I was at an interview recently, where we were discussing how I, as a medicinal chemist, would be able to carry out the relatively complicated biochemical experiments I had proposed.
The lead interviewer turned to me and said "You know, chemists think biology is easy. They think it takes next to no time, whereas in fact it takes many hours of optimisation and effort. Sometimes, if the cells or animal and co-operating there is nothing you can do!"
I responded with "And biologists think the exact same about chemistry!"
But I have been thinking about it since. I've spent my career working at the interface of chemistry and biology. My degree covered the theoretical aspects of most of the biochemical assays I now spend my time interpreting for SAR trends! I've even gotten my hands wet (literally, cells tend to grow in water) doing some tissue culture and MTT assays.
But I will admit I still admire the patience of the biologist. Waiting 24 hours to get an answer, three weeks for cells to reach confluence, months for an animal survival study to complete. Taking time points at EXACTLY (not something a chemist ever is when it comes to time) every hour, even when it's way past anybodies idea of bed-time!
On the other hand, us chemists suffer from the sheer unpredicability of our work. Whilst a biologist will plan his day, week and month meticulously, and walk around with a timer that beeps mid-coffee, a chemist will plan his day and week only to have it undone by a reaction that has not gone to completion. Or the tricky column that takes forever. Or.... insert frustrating example here!
My experience suggest that we have totally different brains: chemists act on instinct, making gut decisions on when to work the reaction up, whether to flush the column now or give it another 2 L of solvent.
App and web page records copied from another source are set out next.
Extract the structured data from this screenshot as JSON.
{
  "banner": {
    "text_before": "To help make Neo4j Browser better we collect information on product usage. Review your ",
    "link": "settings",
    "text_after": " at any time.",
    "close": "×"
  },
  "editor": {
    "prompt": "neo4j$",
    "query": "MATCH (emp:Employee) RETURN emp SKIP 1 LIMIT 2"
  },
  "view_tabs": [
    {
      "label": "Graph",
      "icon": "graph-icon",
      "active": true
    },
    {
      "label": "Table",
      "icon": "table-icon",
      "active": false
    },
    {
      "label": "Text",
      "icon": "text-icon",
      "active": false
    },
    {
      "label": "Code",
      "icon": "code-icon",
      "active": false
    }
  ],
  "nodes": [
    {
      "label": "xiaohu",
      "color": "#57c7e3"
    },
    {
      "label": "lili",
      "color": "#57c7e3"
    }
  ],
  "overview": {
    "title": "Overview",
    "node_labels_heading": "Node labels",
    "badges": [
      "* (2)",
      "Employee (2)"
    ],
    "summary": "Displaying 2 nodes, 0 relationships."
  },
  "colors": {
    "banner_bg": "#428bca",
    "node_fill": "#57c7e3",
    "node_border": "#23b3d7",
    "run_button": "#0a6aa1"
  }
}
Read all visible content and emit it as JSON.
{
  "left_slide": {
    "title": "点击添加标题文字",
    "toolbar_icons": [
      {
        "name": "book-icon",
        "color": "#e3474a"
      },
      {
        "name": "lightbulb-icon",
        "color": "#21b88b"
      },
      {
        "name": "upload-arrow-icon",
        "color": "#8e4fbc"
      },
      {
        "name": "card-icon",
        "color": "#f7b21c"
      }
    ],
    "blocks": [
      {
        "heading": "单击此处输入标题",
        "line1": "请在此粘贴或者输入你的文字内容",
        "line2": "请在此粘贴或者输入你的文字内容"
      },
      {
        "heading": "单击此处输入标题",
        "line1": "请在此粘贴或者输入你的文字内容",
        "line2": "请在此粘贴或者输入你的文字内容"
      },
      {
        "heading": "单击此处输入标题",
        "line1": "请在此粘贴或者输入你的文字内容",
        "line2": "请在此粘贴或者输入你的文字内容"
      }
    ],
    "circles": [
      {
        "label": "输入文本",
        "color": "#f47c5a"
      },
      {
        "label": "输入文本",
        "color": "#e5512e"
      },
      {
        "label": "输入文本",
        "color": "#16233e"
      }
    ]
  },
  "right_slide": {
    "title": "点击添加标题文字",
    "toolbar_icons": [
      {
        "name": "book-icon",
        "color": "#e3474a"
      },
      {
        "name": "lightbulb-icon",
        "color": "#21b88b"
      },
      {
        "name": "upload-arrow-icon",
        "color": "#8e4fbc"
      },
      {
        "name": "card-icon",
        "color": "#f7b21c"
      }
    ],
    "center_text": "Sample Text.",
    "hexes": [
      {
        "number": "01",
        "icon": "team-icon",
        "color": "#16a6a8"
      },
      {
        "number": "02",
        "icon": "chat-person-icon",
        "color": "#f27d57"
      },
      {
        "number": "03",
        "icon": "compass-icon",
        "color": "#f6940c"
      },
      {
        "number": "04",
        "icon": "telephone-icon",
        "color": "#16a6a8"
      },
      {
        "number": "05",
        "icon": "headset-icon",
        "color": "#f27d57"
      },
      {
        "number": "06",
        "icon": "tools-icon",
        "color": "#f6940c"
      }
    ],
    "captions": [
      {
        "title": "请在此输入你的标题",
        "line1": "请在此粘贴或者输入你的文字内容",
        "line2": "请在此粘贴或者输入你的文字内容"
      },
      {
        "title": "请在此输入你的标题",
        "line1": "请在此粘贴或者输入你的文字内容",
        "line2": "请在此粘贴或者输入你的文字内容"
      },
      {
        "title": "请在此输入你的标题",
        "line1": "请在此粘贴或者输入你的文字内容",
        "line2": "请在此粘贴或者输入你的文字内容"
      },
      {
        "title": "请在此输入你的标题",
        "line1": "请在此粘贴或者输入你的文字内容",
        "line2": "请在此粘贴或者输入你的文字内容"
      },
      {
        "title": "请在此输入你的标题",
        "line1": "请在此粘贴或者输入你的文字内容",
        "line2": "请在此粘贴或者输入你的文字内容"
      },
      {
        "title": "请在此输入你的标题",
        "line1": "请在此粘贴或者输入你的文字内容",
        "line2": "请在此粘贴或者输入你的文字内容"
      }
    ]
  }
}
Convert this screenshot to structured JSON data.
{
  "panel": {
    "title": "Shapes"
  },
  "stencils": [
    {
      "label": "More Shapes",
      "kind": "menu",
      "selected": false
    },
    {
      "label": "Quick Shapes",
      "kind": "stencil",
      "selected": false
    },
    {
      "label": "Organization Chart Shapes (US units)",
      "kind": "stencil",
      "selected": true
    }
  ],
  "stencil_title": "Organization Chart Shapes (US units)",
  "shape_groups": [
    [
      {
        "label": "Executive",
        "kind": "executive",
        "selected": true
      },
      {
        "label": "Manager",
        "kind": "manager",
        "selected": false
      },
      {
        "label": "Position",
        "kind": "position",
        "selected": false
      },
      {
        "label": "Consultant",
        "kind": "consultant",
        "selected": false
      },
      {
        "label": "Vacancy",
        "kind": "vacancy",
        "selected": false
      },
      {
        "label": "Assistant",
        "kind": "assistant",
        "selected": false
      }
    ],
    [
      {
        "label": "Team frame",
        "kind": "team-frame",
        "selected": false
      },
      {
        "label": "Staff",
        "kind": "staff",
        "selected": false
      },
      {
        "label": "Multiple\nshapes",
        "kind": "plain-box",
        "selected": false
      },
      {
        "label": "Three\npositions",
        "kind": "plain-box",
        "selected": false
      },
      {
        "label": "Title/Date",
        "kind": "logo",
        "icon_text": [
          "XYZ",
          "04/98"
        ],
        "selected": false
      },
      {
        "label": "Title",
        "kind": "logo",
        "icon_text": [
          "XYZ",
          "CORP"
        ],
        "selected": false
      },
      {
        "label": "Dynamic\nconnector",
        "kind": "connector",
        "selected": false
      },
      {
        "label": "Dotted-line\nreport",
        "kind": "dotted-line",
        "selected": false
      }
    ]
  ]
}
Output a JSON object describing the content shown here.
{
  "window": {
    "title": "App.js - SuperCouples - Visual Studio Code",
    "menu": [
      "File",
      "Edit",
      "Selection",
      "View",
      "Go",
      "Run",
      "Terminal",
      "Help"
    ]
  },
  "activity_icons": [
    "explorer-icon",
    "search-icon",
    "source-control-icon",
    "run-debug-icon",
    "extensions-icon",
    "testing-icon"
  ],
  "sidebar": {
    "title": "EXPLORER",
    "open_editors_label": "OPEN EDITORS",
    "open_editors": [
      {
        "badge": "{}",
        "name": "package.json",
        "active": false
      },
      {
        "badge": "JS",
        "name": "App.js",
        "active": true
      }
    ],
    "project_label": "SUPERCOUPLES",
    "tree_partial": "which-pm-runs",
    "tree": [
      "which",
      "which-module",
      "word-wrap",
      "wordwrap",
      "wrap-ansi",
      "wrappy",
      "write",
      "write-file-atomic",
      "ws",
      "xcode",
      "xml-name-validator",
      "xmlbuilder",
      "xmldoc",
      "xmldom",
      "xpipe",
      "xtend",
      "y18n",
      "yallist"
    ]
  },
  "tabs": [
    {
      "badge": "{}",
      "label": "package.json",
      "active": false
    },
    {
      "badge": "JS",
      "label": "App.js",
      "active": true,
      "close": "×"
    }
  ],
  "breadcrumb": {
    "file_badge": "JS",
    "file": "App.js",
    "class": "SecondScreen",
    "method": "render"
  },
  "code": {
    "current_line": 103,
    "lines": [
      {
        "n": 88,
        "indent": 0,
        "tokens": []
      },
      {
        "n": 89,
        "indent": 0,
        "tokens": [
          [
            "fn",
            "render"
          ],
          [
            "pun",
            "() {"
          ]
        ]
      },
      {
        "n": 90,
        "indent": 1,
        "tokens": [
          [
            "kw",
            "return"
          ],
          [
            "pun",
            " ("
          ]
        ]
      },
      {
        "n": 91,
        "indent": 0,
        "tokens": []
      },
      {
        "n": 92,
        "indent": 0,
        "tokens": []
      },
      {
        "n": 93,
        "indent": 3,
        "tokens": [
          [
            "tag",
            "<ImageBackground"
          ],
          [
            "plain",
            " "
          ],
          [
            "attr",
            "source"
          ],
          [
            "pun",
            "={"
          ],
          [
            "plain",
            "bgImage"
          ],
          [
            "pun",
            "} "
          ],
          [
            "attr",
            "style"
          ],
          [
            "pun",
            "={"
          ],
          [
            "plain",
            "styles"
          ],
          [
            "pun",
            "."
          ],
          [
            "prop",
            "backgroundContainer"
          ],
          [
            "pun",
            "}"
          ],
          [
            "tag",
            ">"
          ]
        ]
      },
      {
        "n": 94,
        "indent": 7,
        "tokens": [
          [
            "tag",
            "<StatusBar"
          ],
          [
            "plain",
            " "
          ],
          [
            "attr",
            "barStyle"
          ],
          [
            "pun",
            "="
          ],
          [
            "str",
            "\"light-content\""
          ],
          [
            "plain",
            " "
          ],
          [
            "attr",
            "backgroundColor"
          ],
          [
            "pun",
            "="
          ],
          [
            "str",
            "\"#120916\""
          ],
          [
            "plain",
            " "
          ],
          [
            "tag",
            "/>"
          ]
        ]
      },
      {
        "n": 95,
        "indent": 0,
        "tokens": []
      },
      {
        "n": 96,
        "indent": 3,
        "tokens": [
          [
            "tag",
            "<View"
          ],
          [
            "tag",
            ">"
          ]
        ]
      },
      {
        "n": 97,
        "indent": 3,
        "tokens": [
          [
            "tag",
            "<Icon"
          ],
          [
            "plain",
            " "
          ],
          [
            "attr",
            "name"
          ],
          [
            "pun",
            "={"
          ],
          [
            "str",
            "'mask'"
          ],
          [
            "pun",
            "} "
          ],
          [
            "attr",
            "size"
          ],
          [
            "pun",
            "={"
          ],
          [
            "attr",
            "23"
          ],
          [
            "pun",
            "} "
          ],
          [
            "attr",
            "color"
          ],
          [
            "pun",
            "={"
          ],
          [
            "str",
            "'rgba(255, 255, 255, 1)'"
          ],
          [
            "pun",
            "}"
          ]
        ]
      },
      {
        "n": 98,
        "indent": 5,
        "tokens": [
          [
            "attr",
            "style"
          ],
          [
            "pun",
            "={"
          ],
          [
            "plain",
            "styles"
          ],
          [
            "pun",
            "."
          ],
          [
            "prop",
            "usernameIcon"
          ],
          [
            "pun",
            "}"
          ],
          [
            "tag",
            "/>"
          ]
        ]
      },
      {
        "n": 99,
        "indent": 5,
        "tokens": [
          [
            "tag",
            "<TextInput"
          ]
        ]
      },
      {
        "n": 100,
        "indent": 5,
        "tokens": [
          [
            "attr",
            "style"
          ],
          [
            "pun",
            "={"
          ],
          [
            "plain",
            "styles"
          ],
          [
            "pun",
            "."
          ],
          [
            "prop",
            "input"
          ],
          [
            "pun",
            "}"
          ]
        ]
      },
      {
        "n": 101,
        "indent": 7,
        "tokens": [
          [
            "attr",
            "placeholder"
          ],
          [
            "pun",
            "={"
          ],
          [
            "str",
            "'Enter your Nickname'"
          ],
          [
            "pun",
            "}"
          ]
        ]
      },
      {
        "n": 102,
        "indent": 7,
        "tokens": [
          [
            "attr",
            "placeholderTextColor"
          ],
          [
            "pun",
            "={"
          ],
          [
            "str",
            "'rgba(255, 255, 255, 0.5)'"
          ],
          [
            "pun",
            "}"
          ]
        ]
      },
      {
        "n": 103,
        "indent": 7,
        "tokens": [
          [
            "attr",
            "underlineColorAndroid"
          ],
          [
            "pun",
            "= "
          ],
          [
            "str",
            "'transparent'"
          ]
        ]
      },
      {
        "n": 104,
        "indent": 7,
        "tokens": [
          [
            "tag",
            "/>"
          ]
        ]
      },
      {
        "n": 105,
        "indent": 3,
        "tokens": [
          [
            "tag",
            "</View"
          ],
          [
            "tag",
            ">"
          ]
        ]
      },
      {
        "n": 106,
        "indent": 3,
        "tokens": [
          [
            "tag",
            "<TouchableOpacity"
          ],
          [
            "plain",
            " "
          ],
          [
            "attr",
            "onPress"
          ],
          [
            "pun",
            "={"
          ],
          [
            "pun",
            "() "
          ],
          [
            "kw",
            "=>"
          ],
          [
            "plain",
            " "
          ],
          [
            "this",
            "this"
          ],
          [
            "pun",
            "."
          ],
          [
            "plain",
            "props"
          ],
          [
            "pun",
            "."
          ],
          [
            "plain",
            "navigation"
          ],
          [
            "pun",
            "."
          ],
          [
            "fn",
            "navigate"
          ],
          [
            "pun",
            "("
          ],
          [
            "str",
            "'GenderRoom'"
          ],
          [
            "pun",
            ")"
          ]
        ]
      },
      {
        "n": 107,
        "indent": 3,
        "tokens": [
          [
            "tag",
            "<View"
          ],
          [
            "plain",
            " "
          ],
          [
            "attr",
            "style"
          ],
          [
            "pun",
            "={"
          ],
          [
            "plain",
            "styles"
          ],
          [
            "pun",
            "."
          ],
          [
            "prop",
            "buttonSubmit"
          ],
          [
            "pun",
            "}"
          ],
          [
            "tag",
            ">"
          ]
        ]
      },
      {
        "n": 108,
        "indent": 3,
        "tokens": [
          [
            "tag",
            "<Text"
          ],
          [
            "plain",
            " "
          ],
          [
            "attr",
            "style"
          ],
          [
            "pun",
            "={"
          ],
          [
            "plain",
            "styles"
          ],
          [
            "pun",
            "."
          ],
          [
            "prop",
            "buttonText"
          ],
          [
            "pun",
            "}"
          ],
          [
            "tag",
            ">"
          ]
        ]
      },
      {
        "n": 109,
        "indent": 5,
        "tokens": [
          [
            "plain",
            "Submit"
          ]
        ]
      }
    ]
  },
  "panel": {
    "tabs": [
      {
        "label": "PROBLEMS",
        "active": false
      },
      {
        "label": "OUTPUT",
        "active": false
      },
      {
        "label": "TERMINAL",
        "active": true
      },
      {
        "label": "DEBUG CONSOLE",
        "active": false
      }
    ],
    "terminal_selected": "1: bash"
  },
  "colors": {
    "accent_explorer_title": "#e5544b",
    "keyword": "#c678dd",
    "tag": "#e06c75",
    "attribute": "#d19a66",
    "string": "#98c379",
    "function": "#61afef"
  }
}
Should I add just a drop of water to my methanol solution to see if she crashes out...? Biologists are much more, predicable. And I mean that in a good way. Mathematical, methodological.
Maybe it boils down to the fact that they need to statistically prove their results, whilst all I need is one good NMR! In any case, I appreciate their efforts, for I'm not sure I'd be able to cope! Give me cyanogen bromide, phosgene, cyanide and diazomethane any day... all pales when compared to malaria, HIV and Ebola!
Here's to you, biologists! There but for the grace of God go I
PS - I didn't get that job in the end. Maybe if I'd given them this spiel instead...